⟨

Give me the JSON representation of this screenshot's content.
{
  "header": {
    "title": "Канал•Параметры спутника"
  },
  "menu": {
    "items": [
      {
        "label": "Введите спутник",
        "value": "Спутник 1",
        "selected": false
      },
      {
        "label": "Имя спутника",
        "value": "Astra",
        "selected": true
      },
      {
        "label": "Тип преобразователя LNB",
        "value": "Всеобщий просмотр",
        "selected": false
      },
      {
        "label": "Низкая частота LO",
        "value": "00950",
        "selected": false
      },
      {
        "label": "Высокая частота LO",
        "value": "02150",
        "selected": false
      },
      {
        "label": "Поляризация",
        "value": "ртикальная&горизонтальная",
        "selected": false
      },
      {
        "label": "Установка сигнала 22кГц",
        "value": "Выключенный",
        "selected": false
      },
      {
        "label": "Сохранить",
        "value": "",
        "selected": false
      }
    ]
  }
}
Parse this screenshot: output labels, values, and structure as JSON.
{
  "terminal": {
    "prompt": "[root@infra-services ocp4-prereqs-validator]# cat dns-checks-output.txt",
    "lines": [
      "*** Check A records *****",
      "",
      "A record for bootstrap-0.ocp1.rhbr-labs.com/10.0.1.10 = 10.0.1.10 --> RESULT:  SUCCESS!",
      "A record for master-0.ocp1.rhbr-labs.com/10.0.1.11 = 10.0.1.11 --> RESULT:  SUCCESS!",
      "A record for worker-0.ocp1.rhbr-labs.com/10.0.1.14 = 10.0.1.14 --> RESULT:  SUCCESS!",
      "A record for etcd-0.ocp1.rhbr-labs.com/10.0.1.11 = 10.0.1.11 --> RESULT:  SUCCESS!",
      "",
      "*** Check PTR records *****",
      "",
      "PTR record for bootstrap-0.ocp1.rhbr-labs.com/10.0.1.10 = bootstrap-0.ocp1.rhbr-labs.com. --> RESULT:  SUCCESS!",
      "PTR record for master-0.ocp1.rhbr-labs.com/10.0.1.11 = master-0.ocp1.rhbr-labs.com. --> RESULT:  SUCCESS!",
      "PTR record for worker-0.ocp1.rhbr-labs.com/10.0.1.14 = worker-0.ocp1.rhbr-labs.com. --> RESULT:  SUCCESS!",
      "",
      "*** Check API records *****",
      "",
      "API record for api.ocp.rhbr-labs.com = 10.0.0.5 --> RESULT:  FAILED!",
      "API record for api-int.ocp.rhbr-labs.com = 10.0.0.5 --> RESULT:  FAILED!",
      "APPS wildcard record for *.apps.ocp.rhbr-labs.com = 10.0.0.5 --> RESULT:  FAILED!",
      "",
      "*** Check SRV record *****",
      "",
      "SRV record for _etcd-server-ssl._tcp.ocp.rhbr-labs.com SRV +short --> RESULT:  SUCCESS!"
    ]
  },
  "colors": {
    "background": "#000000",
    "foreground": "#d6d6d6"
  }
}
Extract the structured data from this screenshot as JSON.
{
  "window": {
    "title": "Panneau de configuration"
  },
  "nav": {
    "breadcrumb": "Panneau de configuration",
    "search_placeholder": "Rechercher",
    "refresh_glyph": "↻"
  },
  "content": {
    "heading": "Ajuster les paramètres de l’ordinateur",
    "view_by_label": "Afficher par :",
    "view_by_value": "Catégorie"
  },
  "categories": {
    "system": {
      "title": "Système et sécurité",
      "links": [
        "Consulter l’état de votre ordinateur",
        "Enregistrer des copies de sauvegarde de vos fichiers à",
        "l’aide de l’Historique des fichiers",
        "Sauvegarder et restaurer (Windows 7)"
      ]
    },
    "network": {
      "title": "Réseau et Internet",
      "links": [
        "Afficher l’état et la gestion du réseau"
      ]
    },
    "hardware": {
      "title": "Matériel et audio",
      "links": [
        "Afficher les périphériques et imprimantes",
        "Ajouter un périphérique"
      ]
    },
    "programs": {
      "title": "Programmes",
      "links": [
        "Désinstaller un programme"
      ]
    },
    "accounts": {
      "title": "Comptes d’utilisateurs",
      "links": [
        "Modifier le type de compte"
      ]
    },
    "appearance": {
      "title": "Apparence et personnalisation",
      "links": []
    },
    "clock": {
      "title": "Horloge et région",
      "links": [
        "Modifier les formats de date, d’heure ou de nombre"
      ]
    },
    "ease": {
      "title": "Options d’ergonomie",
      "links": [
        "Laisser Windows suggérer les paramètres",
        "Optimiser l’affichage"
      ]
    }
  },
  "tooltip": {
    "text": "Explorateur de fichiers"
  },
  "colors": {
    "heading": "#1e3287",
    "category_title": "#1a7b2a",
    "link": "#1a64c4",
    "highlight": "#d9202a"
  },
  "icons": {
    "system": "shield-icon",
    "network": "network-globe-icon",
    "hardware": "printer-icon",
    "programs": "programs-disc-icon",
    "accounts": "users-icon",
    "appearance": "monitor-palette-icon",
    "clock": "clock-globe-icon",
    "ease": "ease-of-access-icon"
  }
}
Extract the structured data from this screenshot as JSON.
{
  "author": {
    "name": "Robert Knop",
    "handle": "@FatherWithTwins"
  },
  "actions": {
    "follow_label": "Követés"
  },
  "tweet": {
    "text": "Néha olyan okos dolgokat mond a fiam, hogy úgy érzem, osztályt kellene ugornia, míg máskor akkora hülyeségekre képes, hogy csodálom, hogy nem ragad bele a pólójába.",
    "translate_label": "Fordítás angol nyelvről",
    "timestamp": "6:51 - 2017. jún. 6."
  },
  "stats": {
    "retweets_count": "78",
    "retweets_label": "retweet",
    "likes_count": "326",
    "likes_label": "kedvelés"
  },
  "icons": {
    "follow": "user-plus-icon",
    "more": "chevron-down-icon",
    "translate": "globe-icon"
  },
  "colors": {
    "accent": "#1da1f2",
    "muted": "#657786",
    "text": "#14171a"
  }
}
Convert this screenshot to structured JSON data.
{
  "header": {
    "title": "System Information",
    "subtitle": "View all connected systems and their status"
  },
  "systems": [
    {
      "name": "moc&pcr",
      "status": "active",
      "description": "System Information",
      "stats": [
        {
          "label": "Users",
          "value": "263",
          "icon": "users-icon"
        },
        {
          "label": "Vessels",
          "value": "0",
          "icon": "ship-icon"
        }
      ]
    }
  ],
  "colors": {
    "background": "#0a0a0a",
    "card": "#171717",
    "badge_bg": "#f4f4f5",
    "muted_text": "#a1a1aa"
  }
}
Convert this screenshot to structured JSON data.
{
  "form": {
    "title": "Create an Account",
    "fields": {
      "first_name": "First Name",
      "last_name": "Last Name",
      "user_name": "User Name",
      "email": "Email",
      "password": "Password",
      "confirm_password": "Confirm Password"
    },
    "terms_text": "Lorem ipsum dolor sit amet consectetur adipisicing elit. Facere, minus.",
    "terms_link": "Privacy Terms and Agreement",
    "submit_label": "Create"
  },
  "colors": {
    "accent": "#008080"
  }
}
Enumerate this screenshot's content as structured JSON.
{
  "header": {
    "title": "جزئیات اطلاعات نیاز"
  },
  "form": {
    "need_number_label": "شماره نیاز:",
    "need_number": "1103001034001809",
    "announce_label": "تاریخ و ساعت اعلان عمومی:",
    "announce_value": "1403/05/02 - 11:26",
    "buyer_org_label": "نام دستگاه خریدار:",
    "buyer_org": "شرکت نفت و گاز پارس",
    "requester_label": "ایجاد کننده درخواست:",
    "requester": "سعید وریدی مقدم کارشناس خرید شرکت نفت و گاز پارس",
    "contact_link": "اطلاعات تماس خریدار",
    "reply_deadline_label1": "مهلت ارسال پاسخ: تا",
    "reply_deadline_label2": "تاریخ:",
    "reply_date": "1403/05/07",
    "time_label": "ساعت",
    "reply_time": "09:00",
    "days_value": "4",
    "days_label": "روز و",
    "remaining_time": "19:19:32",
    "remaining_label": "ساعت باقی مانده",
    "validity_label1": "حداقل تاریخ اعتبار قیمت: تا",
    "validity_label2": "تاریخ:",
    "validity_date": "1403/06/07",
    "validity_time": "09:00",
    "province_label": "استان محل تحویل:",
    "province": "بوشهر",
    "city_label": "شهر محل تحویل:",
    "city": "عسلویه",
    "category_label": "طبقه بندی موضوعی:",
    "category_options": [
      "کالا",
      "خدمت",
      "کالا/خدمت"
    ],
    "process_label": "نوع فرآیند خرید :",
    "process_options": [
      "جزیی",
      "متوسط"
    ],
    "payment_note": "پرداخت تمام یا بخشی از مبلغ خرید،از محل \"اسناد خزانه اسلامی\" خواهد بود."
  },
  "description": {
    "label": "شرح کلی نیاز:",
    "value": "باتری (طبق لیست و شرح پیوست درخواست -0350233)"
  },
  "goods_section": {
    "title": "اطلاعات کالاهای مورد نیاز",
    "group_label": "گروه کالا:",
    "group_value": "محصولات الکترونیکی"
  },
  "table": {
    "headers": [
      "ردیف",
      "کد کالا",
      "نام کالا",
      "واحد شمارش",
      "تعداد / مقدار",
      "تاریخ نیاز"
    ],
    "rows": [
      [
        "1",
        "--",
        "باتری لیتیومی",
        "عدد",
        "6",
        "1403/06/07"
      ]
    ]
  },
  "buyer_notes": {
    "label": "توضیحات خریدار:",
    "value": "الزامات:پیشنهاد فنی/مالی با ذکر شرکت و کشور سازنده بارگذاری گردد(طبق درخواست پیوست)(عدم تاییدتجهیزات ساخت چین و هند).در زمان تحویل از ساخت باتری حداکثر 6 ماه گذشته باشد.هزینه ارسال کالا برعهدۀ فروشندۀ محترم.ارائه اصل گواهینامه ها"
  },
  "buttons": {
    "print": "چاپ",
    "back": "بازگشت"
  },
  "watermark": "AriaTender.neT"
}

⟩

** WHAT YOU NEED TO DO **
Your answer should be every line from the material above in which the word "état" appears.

** WRITTEN SOLUTION **
        "Consulter l’état de votre ordinateur",
        "Afficher l’état et la gestion du réseau"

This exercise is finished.